■ WHAT IS NEEDED:
Which lines of the data contain the string "JSON"? Show each of them.

■ DATA TO USE:
# # #
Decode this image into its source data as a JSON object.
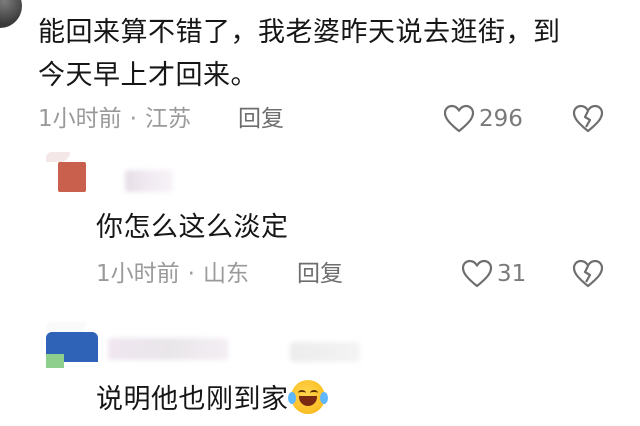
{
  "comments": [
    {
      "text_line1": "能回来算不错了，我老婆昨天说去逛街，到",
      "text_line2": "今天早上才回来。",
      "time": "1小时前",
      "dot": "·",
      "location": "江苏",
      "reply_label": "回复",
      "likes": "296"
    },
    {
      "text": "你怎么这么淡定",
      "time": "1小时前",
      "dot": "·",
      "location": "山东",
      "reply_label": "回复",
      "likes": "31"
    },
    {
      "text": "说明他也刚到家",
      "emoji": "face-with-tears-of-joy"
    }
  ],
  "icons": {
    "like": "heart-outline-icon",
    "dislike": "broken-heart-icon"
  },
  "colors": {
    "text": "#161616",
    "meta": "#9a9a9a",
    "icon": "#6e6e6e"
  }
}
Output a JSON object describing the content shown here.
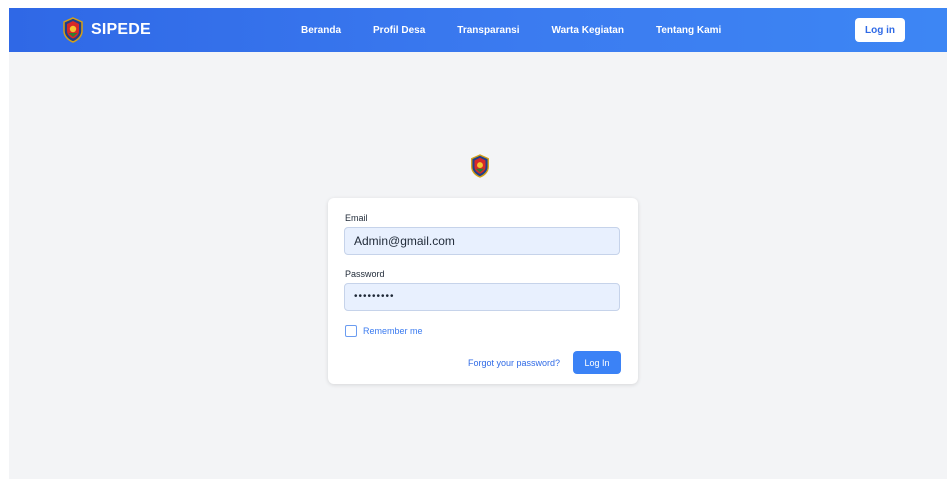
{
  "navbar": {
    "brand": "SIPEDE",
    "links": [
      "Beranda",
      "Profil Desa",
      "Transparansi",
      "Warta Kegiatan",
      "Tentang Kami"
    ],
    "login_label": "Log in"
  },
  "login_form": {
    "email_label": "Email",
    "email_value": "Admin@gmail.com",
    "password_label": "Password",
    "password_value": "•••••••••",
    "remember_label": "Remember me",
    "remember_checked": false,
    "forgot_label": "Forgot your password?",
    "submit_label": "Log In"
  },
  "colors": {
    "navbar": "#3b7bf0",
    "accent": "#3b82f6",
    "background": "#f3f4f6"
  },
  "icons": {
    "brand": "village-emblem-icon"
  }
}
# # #
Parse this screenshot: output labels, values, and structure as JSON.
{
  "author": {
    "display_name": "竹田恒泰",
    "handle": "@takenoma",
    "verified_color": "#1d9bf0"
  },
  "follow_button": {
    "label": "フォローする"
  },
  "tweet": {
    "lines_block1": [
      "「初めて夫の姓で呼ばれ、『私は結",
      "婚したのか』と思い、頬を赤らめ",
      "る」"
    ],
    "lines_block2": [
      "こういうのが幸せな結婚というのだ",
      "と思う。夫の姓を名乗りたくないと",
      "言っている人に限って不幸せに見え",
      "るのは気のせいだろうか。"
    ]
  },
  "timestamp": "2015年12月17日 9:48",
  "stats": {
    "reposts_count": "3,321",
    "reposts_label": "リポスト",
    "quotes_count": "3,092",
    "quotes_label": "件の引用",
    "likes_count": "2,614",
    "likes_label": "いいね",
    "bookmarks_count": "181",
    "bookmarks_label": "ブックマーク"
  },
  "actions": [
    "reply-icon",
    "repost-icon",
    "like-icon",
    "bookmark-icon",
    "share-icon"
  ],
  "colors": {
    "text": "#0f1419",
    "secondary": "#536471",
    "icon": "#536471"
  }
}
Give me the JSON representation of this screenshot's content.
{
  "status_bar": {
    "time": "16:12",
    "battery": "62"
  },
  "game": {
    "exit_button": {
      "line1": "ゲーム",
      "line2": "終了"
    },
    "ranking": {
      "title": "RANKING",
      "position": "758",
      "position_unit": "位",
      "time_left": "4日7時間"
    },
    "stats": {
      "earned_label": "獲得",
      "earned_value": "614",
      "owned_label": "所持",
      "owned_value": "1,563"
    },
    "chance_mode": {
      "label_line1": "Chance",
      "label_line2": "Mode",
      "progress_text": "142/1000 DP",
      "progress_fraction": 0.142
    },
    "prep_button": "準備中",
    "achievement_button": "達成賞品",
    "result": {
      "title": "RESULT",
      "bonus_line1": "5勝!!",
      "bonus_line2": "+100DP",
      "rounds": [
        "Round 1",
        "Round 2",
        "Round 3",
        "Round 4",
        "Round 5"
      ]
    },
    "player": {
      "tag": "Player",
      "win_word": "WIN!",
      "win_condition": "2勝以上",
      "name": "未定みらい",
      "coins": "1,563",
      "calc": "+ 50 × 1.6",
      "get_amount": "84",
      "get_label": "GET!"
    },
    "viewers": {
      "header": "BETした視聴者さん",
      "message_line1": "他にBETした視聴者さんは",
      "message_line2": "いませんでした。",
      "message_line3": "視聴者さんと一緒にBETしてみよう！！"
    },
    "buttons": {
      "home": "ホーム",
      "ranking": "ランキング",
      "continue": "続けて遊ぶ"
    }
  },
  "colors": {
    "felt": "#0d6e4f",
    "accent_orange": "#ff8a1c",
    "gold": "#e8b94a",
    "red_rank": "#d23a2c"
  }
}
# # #
■ RESPONSE TO THIS EXERCISE:
Decode this image into its source data as a JSON object.
Output a JSON object describing the content shown here.
Parse this screenshot: output labels, values, and structure as JSON.
Give me the JSON representation of this screenshot's content.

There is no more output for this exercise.